◆ **What you will do**
Keep the wording of each record exactly the same when you repeat it, and leave out pictures.

(Items from an interface collection)
- - - - -

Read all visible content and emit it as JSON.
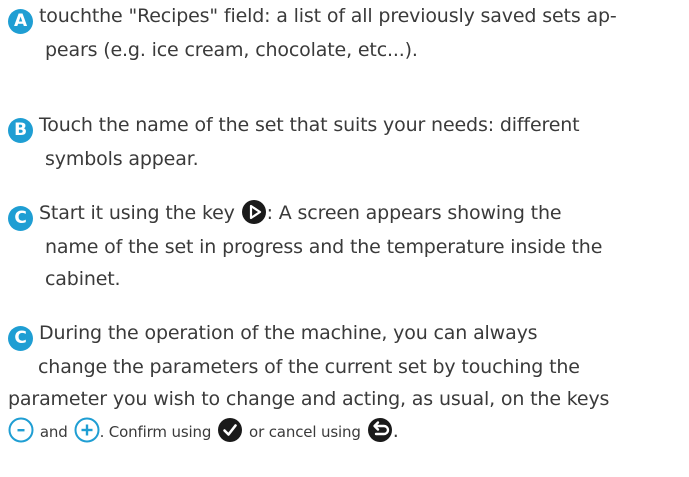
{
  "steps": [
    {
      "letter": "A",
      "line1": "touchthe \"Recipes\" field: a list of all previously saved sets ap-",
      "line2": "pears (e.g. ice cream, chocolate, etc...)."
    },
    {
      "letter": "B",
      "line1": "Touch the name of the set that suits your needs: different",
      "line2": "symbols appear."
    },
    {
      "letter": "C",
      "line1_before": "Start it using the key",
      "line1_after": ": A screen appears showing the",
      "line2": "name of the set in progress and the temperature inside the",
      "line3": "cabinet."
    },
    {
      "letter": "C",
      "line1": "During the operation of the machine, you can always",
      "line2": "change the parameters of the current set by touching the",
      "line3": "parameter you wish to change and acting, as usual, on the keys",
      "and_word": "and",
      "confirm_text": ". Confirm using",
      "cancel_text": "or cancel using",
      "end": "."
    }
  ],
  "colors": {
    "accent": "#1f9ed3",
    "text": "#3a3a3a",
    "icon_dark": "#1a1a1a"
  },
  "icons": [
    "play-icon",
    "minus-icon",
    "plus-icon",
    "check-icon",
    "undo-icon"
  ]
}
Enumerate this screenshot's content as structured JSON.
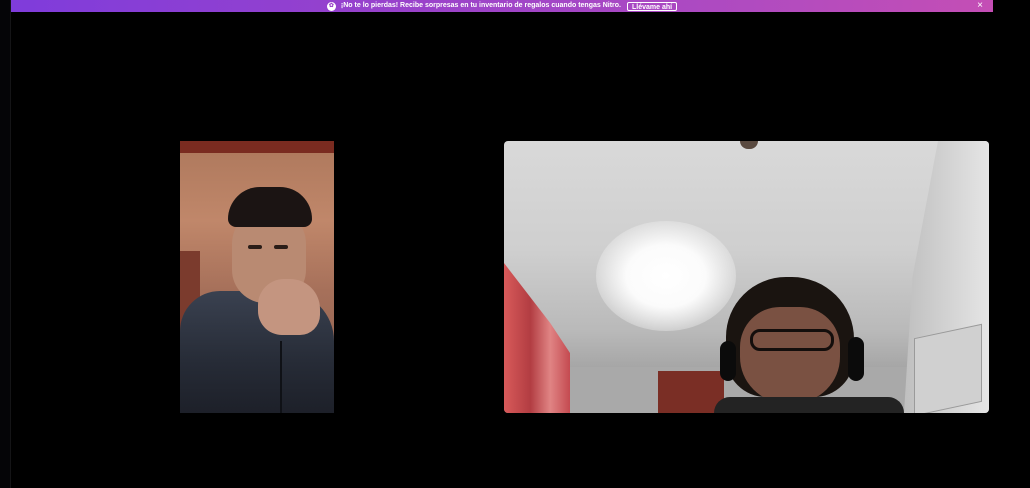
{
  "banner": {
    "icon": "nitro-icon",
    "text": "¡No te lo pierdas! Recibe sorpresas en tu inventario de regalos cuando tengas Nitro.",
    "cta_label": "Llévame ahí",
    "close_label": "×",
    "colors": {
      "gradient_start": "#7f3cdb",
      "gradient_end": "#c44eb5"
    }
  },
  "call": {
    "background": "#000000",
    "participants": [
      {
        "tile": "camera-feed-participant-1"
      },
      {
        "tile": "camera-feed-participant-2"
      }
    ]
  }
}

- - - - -

◆ **Task solution**
Read all visible content and emit it as JSON.
{
  "steps": [
    {
      "letter": "A",
      "line1": "touchthe \"Recipes\" field: a list of all previously saved sets ap-",
      "line2": "pears (e.g. ice cream, chocolate, etc...)."
    },
    {
      "letter": "B",
      "line1": "Touch the name of the set that suits your needs: different",
      "line2": "symbols appear."
    },
    {
      "letter": "C",
      "line1_before": "Start it using the key",
      "line1_after": ": A screen appears showing the",
      "line2": "name of the set in progress and the temperature inside the",
      "line3": "cabinet."
    },
    {
      "letter": "C",
      "line1": "During the operation of the machine, you can always",
      "line2": "change the parameters of the current set by touching the",
      "line3": "parameter you wish to change and acting, as usual, on the keys",
      "and_word": "and",
      "confirm_text": ". Confirm using",
      "cancel_text": "or cancel using",
      "end": "."
    }
  ],
  "colors": {
    "accent": "#1f9ed3",
    "text": "#3a3a3a",
    "icon_dark": "#1a1a1a"
  },
  "icons": [
    "play-icon",
    "minus-icon",
    "plus-icon",
    "check-icon",
    "undo-icon"
  ]
}
Enumerate this screenshot's content as structured JSON.
{
  "banner": {
    "icon": "nitro-icon",
    "text": "¡No te lo pierdas! Recibe sorpresas en tu inventario de regalos cuando tengas Nitro.",
    "cta_label": "Llévame ahí",
    "close_label": "×",
    "colors": {
      "gradient_start": "#7f3cdb",
      "gradient_end": "#c44eb5"
    }
  },
  "call": {
    "background": "#000000",
    "participants": [
      {
        "tile": "camera-feed-participant-1"
      },
      {
        "tile": "camera-feed-participant-2"
      }
    ]
  }
}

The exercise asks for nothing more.